Fantastic views of the Spitsbergen mountains, stretching to Albert 1 Land in the north. At one point I counted 73 peaks. Several times encountered relatively (for these days) large concentrations of whales along the continental shelf, mainly fin, with some humpback, minke and at least one sei whale. This surfaced very close and I was able to identify it from the photos I took.
I carried on north, hoping for the right wind to make a dart for 80°N. Had to be careful here, as there would have been ice to the west and north, and land and ice to the east: a potentially awkward trap. After some concernwith a hard blow from the south-west, the wind settled at west-north-west, giving me the perfect angle to sail quickly north, then south again.

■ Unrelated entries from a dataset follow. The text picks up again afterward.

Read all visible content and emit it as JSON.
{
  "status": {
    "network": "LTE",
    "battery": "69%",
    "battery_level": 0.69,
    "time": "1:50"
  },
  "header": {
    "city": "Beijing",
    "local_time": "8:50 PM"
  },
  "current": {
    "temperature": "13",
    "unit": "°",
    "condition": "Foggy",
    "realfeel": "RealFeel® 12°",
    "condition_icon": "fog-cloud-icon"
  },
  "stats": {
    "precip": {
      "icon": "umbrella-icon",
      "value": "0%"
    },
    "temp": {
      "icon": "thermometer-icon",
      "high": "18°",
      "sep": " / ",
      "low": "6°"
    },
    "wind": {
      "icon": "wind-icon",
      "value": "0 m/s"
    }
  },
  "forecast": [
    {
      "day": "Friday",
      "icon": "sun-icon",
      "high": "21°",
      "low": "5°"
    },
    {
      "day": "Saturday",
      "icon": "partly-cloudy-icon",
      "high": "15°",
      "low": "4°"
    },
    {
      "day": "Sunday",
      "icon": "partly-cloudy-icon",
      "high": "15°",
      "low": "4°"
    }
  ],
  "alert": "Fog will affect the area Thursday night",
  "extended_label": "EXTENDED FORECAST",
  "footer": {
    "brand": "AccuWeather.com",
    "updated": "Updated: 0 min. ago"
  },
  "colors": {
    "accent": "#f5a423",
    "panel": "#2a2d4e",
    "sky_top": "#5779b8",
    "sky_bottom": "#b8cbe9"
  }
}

Reached 80°N at midday on Sunday July 24th, after just less than 31 days at sea and nearly 1600 miles of sailing. Turned immediately south and began the long haul home. I had intended to sail a westerly route, using the East Greenland current, and giving us another look at Jan Mayen. However a week of south-westerly headwind out paid to that, forcing me to sail the direct route home, and putting us into the north-going North Atlantic current. Eleven days of strong northerlies helped break the back of the return leg, bringing us to within striking distance of Viking. The weather turned very sour, with a constant mix of calms and headwinds. As we approached the Shetlands the weather systems became increasingly unstable, with depressions springing up all round and following unusual tracks. Finally got to within 20-30 miles of Whitehills and were once more becalmed. I was very concerned,
as the forecast was for extremely strong northerly winds – not what you want when approaching the south coast of the Moray Firth. A fortuitous mix of a light easterly followed by a moderate north-westerly enabled us to cover the last few miles and get safely into harbour before the storm struck. Within less than a day of tying up in Whitehills it was blowing Force 9 to 10 straight onshore.
The voyage took 65 days (31 days out, 34 days back) and we logged just over 3000 nautical miles. This was an interesting contrast to last year’s voyage to west Greenland, in which we covered over 4000 miles in about the same time. Mingming has now sailed nearly 20,000 miles in six years, mainly in high latitudes. I am now thinking seriously about giving her a well-earned rest!
Congratlations to Roger and Mingming on another fantastic voyage, a great achievement.